Report back the lines in this listing that carry the string "Hillnote".

▸ **Records provided**

^^^^^^^^^^^^^^^^

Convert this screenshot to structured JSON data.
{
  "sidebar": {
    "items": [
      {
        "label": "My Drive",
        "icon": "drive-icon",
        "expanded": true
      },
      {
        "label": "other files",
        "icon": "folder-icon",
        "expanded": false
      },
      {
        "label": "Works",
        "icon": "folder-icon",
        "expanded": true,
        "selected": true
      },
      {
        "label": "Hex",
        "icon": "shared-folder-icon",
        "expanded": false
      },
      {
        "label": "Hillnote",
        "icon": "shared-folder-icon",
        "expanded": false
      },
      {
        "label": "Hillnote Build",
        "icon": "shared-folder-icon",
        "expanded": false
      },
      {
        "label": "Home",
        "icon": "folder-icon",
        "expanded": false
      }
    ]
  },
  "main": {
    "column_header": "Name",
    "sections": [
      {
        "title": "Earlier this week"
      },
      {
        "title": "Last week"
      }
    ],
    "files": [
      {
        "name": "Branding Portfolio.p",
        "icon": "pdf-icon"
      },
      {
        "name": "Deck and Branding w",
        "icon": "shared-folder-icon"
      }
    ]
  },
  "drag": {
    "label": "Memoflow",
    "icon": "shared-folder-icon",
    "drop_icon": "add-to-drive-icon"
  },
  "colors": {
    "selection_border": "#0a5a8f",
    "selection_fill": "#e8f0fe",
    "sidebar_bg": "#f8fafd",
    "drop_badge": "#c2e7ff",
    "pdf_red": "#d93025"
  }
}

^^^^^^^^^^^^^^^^

▸ **Exercise output**
        "label": "Hillnote",
        "label": "Hillnote Build",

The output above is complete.